Junior Research Group Leader to receive € 650,000 research funding from Michael J Fox Foundation
The Michael J. Fox Foundation is funding a Lübeck-led project for predicting Parkinson’s disease using artificial intelligence to the tune of 725,000 dollars (around 650,000 euros). The foundation, founded by and named after the US actor (known for such movies as “Back to the Future”), supports research into Parkinson’s disease, which Fox himself suffers from.
Parkinson’s disease is one of the most common neurodegenerative diseases of the brain with over 6 million affected patients worldwide, some 300,000–400,000 of whom are in Germany. Similar to other adult-onset “multifactorial” or “genetically complex” disorders, Parkinson’s is caused by an interplay of genetic and environmental/lifestyle factors.
Unfortunately, it is still not possible to predict the onset of the disease reliably in healthy individuals. “Accurate disease prediction is only possible in so-called monogenic forms of Parkinson’s where highly penetrant singular DNA variants can cause the disease. However, this form of Parkinson’s is so rare that it only plays a very minor role in the Public Health domain,” says Dr. Christina Lill, doctor and epidemiologist at the Lübeck Interdisciplinary Platform for Genome Analytics (University of Lübeck) and at the Institute of Human Genetics (University Medical Center Schleswig-Holstein, Campus Lübeck), as well as coordinator of the project.
Project partners in London, Utrecht, Heidelberg, Freiburg, Naples and the USA

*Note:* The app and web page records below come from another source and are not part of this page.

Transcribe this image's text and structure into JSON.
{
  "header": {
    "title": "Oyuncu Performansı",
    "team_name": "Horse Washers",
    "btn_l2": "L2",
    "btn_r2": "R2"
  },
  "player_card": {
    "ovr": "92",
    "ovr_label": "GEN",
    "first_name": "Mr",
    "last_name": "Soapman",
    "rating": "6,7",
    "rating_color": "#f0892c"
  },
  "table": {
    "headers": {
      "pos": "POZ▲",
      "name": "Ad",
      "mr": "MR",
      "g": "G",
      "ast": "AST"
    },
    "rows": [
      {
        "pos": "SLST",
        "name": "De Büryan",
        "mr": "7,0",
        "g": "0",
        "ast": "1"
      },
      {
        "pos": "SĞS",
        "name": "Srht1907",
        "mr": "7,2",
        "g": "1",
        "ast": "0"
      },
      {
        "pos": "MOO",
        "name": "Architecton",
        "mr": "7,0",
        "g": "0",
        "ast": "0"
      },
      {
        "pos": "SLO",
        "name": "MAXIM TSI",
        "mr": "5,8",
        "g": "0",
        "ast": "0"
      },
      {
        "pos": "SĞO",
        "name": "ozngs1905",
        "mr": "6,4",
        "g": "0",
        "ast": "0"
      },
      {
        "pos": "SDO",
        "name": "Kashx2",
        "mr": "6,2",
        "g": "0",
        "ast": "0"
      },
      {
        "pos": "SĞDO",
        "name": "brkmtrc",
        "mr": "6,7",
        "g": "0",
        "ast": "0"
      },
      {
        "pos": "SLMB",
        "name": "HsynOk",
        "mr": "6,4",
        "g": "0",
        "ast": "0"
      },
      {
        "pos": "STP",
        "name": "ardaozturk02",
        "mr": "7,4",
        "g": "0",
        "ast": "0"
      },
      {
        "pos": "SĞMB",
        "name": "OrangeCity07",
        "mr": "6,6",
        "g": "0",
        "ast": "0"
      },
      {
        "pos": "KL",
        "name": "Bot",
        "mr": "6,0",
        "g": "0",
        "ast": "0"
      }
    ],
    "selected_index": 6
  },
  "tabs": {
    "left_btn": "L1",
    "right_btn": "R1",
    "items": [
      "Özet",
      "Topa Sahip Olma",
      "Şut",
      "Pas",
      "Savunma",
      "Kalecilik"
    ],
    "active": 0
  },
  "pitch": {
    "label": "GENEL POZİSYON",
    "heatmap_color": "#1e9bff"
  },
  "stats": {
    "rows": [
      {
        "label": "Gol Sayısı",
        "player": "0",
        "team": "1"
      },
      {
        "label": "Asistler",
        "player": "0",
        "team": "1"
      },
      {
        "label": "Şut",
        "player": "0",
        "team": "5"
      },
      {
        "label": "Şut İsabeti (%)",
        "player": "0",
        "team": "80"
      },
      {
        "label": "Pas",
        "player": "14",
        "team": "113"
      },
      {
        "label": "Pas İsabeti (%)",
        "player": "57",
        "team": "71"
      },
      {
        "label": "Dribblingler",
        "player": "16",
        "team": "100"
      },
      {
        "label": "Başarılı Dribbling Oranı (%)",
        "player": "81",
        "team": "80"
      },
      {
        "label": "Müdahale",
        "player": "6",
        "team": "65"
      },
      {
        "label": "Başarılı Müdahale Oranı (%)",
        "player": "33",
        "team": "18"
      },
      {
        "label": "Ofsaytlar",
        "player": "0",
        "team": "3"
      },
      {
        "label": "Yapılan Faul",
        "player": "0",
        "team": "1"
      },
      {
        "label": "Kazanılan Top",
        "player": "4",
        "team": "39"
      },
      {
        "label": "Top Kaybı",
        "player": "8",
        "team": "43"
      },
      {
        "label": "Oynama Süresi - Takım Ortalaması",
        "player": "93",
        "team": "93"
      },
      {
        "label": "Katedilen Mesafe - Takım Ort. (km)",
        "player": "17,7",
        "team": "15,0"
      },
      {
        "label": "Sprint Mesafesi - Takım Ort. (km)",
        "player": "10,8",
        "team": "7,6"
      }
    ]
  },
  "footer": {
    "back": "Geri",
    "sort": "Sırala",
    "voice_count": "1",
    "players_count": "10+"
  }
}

“Our goal is to increase the precision of disease prediction for the more common, multifactorial form of Parkinson’s to be able to identify persons at high risk who can be included in clinical trials for early treatment or prevention of the disease,” says the researcher.
In order to be able to develop the improved disease-prediction algorithms, Dr. Lill’s group teamed up with six other European research teams and one US company to submit a research proposal to the MJFF, which has now been approved. Project partners are the Imperial College London (UK), University of Utrecht (Netherlands), Danish Society for Cancer Research (Denmark), German Cancer Research Center (Germany), University of Freiburg (Germany), University of Naples (Italy), and the company Somalogic (USA).
“The project shows great promise, not least because it utilises both clinical data and blood samples from the EPIC study, which was originally initiated to promote research on cancer and which will now also be used to study Parkinson’s disease,” explains Prof. Elio Riboli at Imperial College London, who initiated the EPIC study and is Co-PI of the new MJFF-funded project.
Data from one of the world’s largest studies on health research
EPIC (“European Prospective Investigation into Cancer and Nutrition”) began in the 1990s by collecting detailed health data from over half a million participants, including a broad array of environmental and lifestyle variables, and blood samples which are stored in a dedicated biobank. EPIC thus represents one of the largest epidemiological studies ever conducted worldwide. The health status of study participants has been and continues to be followed on a regular basis. The available data makes it possible to determine who among the study’s participants eventually developed Parkinson’s disease and which combination of factors distinguishes them from those who did not.
“In addition to the already available data, a novel high-throughput procedure developed by our project partners in the U.S. will allow us to determine the concentrations of more than 5,000 proteins in one experiment. These ‘proteome’ data will then be combined with data from other domains to develop better disease prediction algorithms,” says Prof. Lars Bertram, head of the Lübeck Interdisciplinary Platform for Genome Analytics at the University of Lübeck, from where this project will be coordinated. To achieve this aim, the international consortium will apply and develop a range of artificial intelligence techniques.
Thanks to its design, the EPIC study is ideally suited to the Lübeck project. The collaboration with EPIC was initiated after Dr. Lill was appointed as a (part time) lecturer at the Imperial College London’s School of Public Health in 2018. “Through this appointment at Imperial a plethora of new collaboration projects is made possible,” says Dr Lill. “We hope that utilising the extensive EPIC database will not only allow us to excel research into Parkinson’s but hopefully also into other common neurodegenerative diseases.”
Dr. Christina Lill won the 2015 Renate Maaß Research Award from the University of Lübeck.